A tired 911 dispatcher sits with her head in her hands in front of six screens.

Photo Credit: Flight Safety Net

Heat Dome 2: Dome Harder?

It won't be quite as hot, but it'll still be spicy

Can the healthcare system keep up with the heatwave?

So our late-July heat wave won’t be a heat dome. But it’ll still be hot enough to cause some trouble. And not because of the heat, but because of the healthcare system.

Paramedics have left. So many nurses are sick and burnt out that emergency rooms are closing. Dispatchers are quitting 911 because they’re overwhelmed.

Ian Tait is an advanced care paramedic in BC. “I don’t want to be dramatic about it, but there’s a very real and likely threat that you’re going to call 911 and there could not be an ambulance coming,” he told Global News.

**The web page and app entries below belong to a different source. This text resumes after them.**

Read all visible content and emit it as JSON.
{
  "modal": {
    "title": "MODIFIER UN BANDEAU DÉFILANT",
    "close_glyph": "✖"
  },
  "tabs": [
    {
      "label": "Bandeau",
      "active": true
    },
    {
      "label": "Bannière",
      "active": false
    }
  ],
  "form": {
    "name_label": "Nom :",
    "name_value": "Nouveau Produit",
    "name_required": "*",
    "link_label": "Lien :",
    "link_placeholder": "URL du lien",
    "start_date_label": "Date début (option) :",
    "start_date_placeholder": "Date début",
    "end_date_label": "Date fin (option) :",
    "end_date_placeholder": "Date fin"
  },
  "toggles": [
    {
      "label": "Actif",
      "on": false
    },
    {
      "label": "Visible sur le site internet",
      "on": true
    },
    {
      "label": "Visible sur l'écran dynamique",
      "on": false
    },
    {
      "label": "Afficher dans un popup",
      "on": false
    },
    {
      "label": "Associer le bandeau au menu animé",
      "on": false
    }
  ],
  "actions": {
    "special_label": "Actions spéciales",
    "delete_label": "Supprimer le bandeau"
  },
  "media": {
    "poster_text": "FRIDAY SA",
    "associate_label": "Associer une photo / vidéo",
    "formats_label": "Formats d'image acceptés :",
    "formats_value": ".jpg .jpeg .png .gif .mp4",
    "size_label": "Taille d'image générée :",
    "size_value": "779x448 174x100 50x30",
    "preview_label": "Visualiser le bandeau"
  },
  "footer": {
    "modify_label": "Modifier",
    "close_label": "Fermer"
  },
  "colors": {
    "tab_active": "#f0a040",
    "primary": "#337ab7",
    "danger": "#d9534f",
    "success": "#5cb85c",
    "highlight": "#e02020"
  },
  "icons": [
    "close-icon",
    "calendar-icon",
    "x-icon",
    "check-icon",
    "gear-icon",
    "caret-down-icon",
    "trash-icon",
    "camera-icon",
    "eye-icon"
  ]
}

Tait was on call last year during the heat dome. In that week, roughly 600 people died from heat stress. He said those terrible days led to an even worse night: ambulance services basically collapsed.

“Some of my colleagues have never experienced a night like that,” Tait said.

“The 911 systems, our ability to respond, to triage high acuity calls, low acuity calls, essentially just got put on the back burner for a significant amount of time. So there were some very significant and tough decisions that had to be made that night by our dispatchers, for sure.”

The provincial government has brought in a heat alert system in response to last year’s heat dome.

But an alert system isn’t the same as properly supporting the healthcare system. It’s not the same as funding paramedics and emergency services.

And it’s not the same as giving people what they need to keep cool. Most of the folks who died in the heat dome died alone in their homes.

Gabrielle Peters is a disabled writer and analyst. She helped write the coroner’s report that showed how many people died in the heatwave.

But she quit because she didn’t see enough willingness to help the province’s most vulnerable people.

“People did not die because they didn’t have enough communications materials. People died because they were unable to escape the heat,” Peters told CBC.

It’s supposed to get into the high 20s and low 30s on VanIsle this week. What can you do to help your loved ones?

Get your older folks into some air conditioning. Go visit your sick loved ones and make sure they’re okay. Cool your kids down in a sprinkler or lake.

We might not be able to rely on emergency services, but we can still take care of each other.